NRG pulled off the heist of the century. They were able to grab the Green Wall fan base and the OpTic brand while still controlling the team and the spot in the CDL. Although the team name changed, the team, which was one of the best in 2020, didn’t.
Dylan “Envoy” Hannon, Matthew “FormaL” Piper and Seth “Scump” Abner are set to run it back. The team did lose twins Arcitys and Prestinni but gained Brandon “Dashy” Otell.
Between Formal, Scump and Dashy, the trio will have spent over 15 years combined competing for the Green and Black. Scump is responsible for about half of that, but all three are OpTic legends who I’m sure are excited to compete under the OpTic name once again. In Dashy’s case, he actually never left as he spent 2020 with OpTic LA.
Starting with low expectations compared to the rest of the field in 2020, some solid finishes early in the year created momentum for the team. But whatever momentum existed was wiped out by the pandemic break.
The team finished the season 10th out of the 12 teams. After the season, they were one of the handful of teams to just wipe their hands clean and drop the entire roster. It was a bit of a weird decision considering they did absolutely no tinkering with the lineup midseason. Instead of highlighting individuals by trying different pairings or subs, the Legion let the players compete as a unit throughout the year.
The new roster consists of Ulysses “AquA” Silva, Nicholas “Classic” DiCostanzo, Luis “Fire” Rivera and Matthew “Skrapz” Marshall. AquA played for the LA Guerillas last year, Classic for the Toronto Ultra and Skrapz for the London Royal Ravens. Fire is a bit of an unknown. He will be the second-youngest starting player in the CDL at 18 years old, just a month older than Neptune. There aren’t a ton of rookies breaking in this season given the smaller team sizes, so younger players like Fire and Neptune will get a lot of attention if teams need to make a change.
Another one of the disappointing teams last season, at least the Surge didn’t drop their entire roster due to issues moving to online play during the pandemic. That happened to Enthusiast Gaming’s OWL team, the Vancouver Titans.
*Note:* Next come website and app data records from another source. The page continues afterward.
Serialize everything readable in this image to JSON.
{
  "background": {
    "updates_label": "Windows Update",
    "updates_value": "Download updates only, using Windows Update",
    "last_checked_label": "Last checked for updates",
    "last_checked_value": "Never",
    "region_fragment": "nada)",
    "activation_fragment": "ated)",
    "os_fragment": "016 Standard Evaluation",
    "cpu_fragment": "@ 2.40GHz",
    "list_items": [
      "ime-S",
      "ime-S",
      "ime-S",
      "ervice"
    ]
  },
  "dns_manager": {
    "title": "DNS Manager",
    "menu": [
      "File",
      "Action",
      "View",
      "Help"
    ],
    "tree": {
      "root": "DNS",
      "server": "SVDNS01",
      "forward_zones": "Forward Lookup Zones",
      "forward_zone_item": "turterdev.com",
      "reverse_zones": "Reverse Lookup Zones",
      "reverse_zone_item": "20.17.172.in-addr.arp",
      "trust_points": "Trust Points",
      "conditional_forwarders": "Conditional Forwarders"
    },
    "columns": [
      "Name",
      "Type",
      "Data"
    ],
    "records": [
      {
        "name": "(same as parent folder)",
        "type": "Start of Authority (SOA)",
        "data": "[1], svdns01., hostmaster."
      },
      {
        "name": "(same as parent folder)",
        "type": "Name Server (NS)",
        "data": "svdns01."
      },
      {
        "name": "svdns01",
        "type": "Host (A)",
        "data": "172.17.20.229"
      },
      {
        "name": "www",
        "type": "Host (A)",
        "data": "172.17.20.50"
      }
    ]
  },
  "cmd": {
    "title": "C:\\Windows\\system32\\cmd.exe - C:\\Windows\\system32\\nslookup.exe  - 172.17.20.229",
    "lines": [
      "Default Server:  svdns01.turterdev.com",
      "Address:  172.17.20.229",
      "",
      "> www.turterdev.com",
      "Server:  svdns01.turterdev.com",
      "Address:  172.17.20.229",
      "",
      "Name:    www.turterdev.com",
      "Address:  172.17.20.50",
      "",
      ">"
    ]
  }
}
But that’s where the silver linings stop.
The team couldn’t beat anyone all year (besides the LA Guerrillas), and the ineptitude stretched so far that Damon “Karma” Barlow, often considered the best Call of Duty player of all time, shocked everyone by retiring midseason. This wasn’t a retirement like Jay “sinatraa” Won’s from the OWL to play VALORANT. Karma just didn’t want to play with the Surge anymore.
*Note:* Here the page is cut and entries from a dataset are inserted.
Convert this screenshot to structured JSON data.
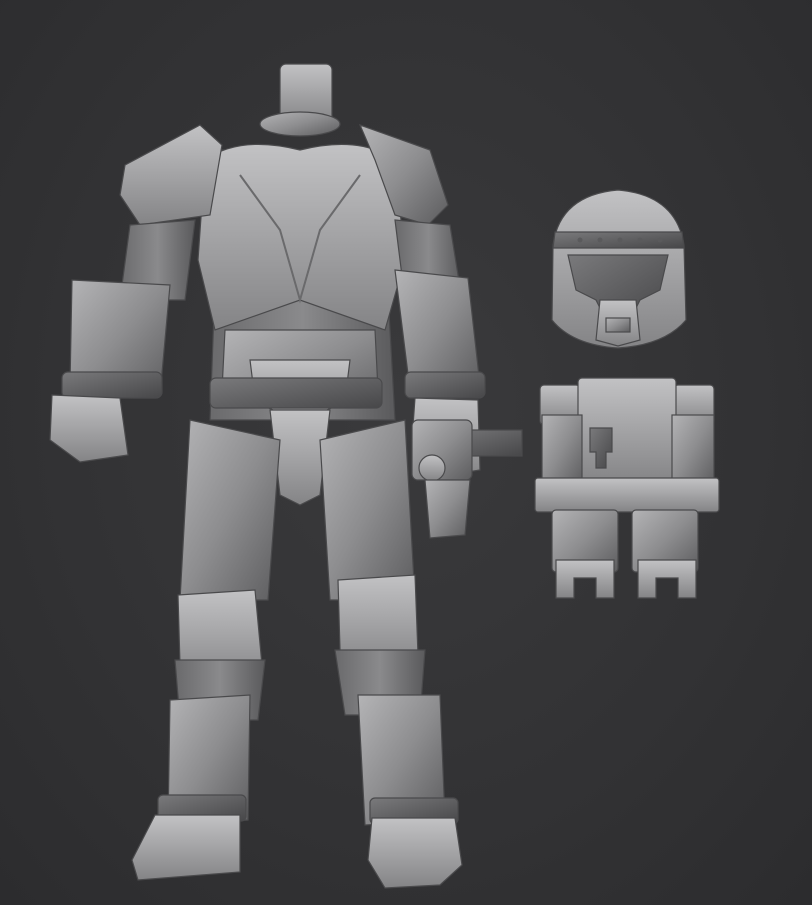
{
  "viewport": {
    "background_color": "#333335",
    "material_color": "#8c8c8c"
  },
  "objects": [
    {
      "name": "armored-body"
    },
    {
      "name": "helmet"
    },
    {
      "name": "backpack"
    }
  ]
}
The team finished the season in 12th place and were swept in the first round of the playoffs. The only holdover from that team is Sam “Octane” Larew. In a year when the Surge couldn’t catch a break, Octane provided the lone bright spot.
In 2021 he will be joined by three new players: Peirce “Gunless” Hillman, Daniel “Loony” Loza and Prestinni. Loony and Gunless played (and won) together prior to the CDL with Rise Nation. Last year, Loony played for the Ultra while Gunless and Prestinni played for the Huntsmen.
I saved the best for last. OK, not the best, but definitely not the worst. In fact, the Ultra were about as middle-of-the-pack as a team could be, tying for sixth in the final standings. In the playoffs, they started off strong before dropping two straight series to finish in … sixth.
The Ultra were effectively the follow-up for Splyce, a longtime CWL mainstay that also is part of the OverActive Media umbrella. That experience in Call of Duty paid off as the Ultra had a strategy I think a lot of other organizations could have benefitted from; they signed 10 players prior to the 2020 season.
Throughout the year the team tinkered with the roster, subbing players in and out. At the end of the year, they dropped six and kept four. Tobias “CleanX” Juul Johnson, Anthony “Methodz” Zinni, Cameron “Cammy” McKilligan and Ben “Bance” Bance are the Ultra’s starting lineup heading into 2021. By having a group of 10 to choose from, the Ultra can be confident that this is the lineup they liked the most from a chemistry and team composition perspective heading into 2021.
Lead image credit: Activision Blizzard